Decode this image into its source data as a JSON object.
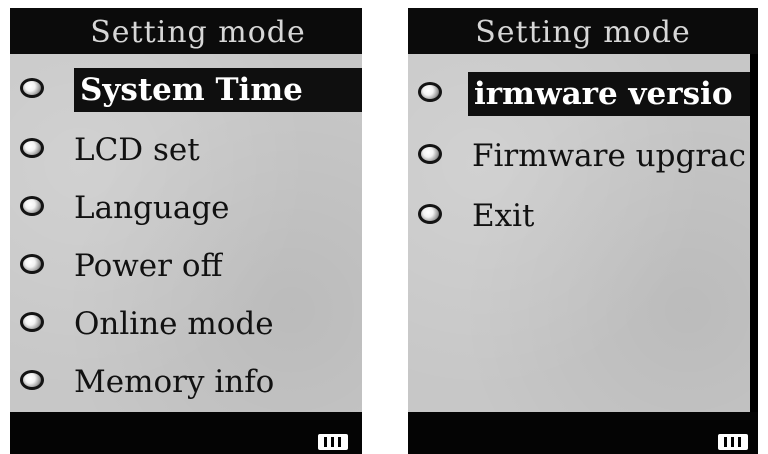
{
  "screens": [
    {
      "title": "Setting mode",
      "items": [
        {
          "label": "System Time",
          "selected": true
        },
        {
          "label": "LCD set",
          "selected": false
        },
        {
          "label": "Language",
          "selected": false
        },
        {
          "label": "Power off",
          "selected": false
        },
        {
          "label": "Online mode",
          "selected": false
        },
        {
          "label": "Memory info",
          "selected": false
        }
      ],
      "battery_icon": "battery-icon"
    },
    {
      "title": "Setting mode",
      "items": [
        {
          "label": "irmware versio",
          "selected": true
        },
        {
          "label": "Firmware upgrac",
          "selected": false
        },
        {
          "label": "Exit",
          "selected": false
        }
      ],
      "battery_icon": "battery-icon"
    }
  ]
}
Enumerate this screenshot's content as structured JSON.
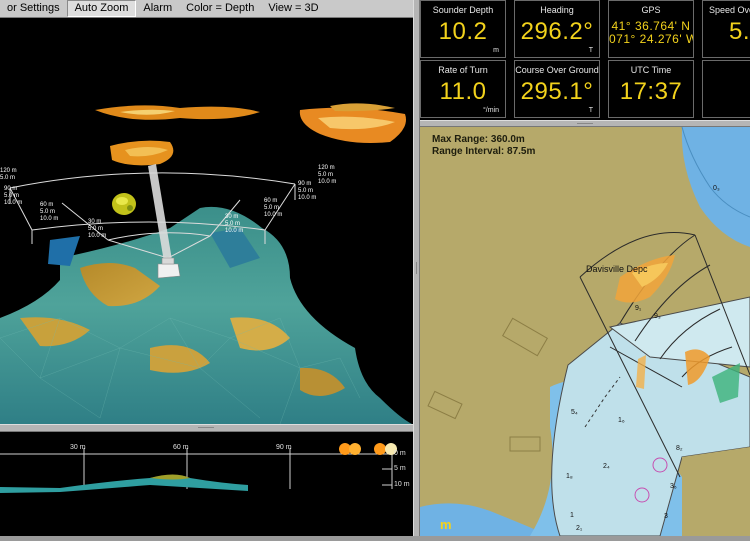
{
  "menu": {
    "items": [
      "or Settings",
      "Auto Zoom",
      "Alarm",
      "Color = Depth",
      "View = 3D"
    ],
    "active_index": 1
  },
  "view3d": {
    "ring_labels": [
      [
        "120 m",
        "5.0 m",
        "10.0 m"
      ],
      [
        "90 m",
        "5.0 m",
        "10.0 m"
      ],
      [
        "60 m",
        "5.0 m",
        "10.0 m"
      ],
      [
        "30 m",
        "5.0 m",
        "10.0 m"
      ],
      [
        "30 m",
        "5.0 m",
        "10.0 m"
      ],
      [
        "60 m",
        "5.0 m",
        "10.0 m"
      ],
      [
        "90 m",
        "5.0 m",
        "10.0 m"
      ],
      [
        "120 m",
        "5.0 m"
      ]
    ]
  },
  "profile": {
    "range_labels": [
      "30 m",
      "60 m",
      "90 m"
    ],
    "depth_labels": [
      "0 m",
      "5 m",
      "10 m"
    ]
  },
  "instruments": [
    {
      "label": "Sounder Depth",
      "value": "10.2",
      "unit": "m"
    },
    {
      "label": "Heading",
      "value": "296.2°",
      "unit": "T"
    },
    {
      "label": "GPS",
      "value_lines": [
        "41° 36.764' N",
        "071° 24.276' W"
      ]
    },
    {
      "label": "Speed Over",
      "value": "5.",
      "unit": ""
    },
    {
      "label": "Rate of Turn",
      "value": "11.0",
      "unit": "°/min"
    },
    {
      "label": "Course Over Ground",
      "value": "295.1°",
      "unit": "T"
    },
    {
      "label": "UTC Time",
      "value": "17:37",
      "unit": ""
    }
  ],
  "chart": {
    "max_range": "Max Range: 360.0m",
    "range_interval": "Range Interval: 87.5m",
    "place_name": "Davisville Depc",
    "logo": "m",
    "depth_soundings": [
      "0₃",
      "9₁",
      "9₃",
      "1₆",
      "2₄",
      "8₂",
      "1₈",
      "3₆",
      "3",
      "2₁",
      "5₄",
      "1"
    ]
  },
  "colors": {
    "land": "#b6a96a",
    "water_shallow": "#bfe0ea",
    "water_deep": "#6fb2e4",
    "instrument_value": "#f2d21c",
    "sonar_cone": "#c9e8ee"
  }
}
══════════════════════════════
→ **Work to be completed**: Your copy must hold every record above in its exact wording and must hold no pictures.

→ **Answer below**:
Decode this image into its source data as a JSON object.
{
  "screens": [
    {
      "title": "Setting mode",
      "items": [
        {
          "label": "System Time",
          "selected": true
        },
        {
          "label": "LCD set",
          "selected": false
        },
        {
          "label": "Language",
          "selected": false
        },
        {
          "label": "Power off",
          "selected": false
        },
        {
          "label": "Online mode",
          "selected": false
        },
        {
          "label": "Memory info",
          "selected": false
        }
      ],
      "battery_icon": "battery-icon"
    },
    {
      "title": "Setting mode",
      "items": [
        {
          "label": "irmware versio",
          "selected": true
        },
        {
          "label": "Firmware upgrac",
          "selected": false
        },
        {
          "label": "Exit",
          "selected": false
        }
      ],
      "battery_icon": "battery-icon"
    }
  ]
}
Enumerate this screenshot's content as structured JSON.
{
  "menu": {
    "items": [
      "or Settings",
      "Auto Zoom",
      "Alarm",
      "Color = Depth",
      "View = 3D"
    ],
    "active_index": 1
  },
  "view3d": {
    "ring_labels": [
      [
        "120 m",
        "5.0 m",
        "10.0 m"
      ],
      [
        "90 m",
        "5.0 m",
        "10.0 m"
      ],
      [
        "60 m",
        "5.0 m",
        "10.0 m"
      ],
      [
        "30 m",
        "5.0 m",
        "10.0 m"
      ],
      [
        "30 m",
        "5.0 m",
        "10.0 m"
      ],
      [
        "60 m",
        "5.0 m",
        "10.0 m"
      ],
      [
        "90 m",
        "5.0 m",
        "10.0 m"
      ],
      [
        "120 m",
        "5.0 m"
      ]
    ]
  },
  "profile": {
    "range_labels": [
      "30 m",
      "60 m",
      "90 m"
    ],
    "depth_labels": [
      "0 m",
      "5 m",
      "10 m"
    ]
  },
  "instruments": [
    {
      "label": "Sounder Depth",
      "value": "10.2",
      "unit": "m"
    },
    {
      "label": "Heading",
      "value": "296.2°",
      "unit": "T"
    },
    {
      "label": "GPS",
      "value_lines": [
        "41° 36.764' N",
        "071° 24.276' W"
      ]
    },
    {
      "label": "Speed Over",
      "value": "5.",
      "unit": ""
    },
    {
      "label": "Rate of Turn",
      "value": "11.0",
      "unit": "°/min"
    },
    {
      "label": "Course Over Ground",
      "value": "295.1°",
      "unit": "T"
    },
    {
      "label": "UTC Time",
      "value": "17:37",
      "unit": ""
    }
  ],
  "chart": {
    "max_range": "Max Range: 360.0m",
    "range_interval": "Range Interval: 87.5m",
    "place_name": "Davisville Depc",
    "logo": "m",
    "depth_soundings": [
      "0₃",
      "9₁",
      "9₃",
      "1₆",
      "2₄",
      "8₂",
      "1₈",
      "3₆",
      "3",
      "2₁",
      "5₄",
      "1"
    ]
  },
  "colors": {
    "land": "#b6a96a",
    "water_shallow": "#bfe0ea",
    "water_deep": "#6fb2e4",
    "instrument_value": "#f2d21c",
    "sonar_cone": "#c9e8ee"
  }
}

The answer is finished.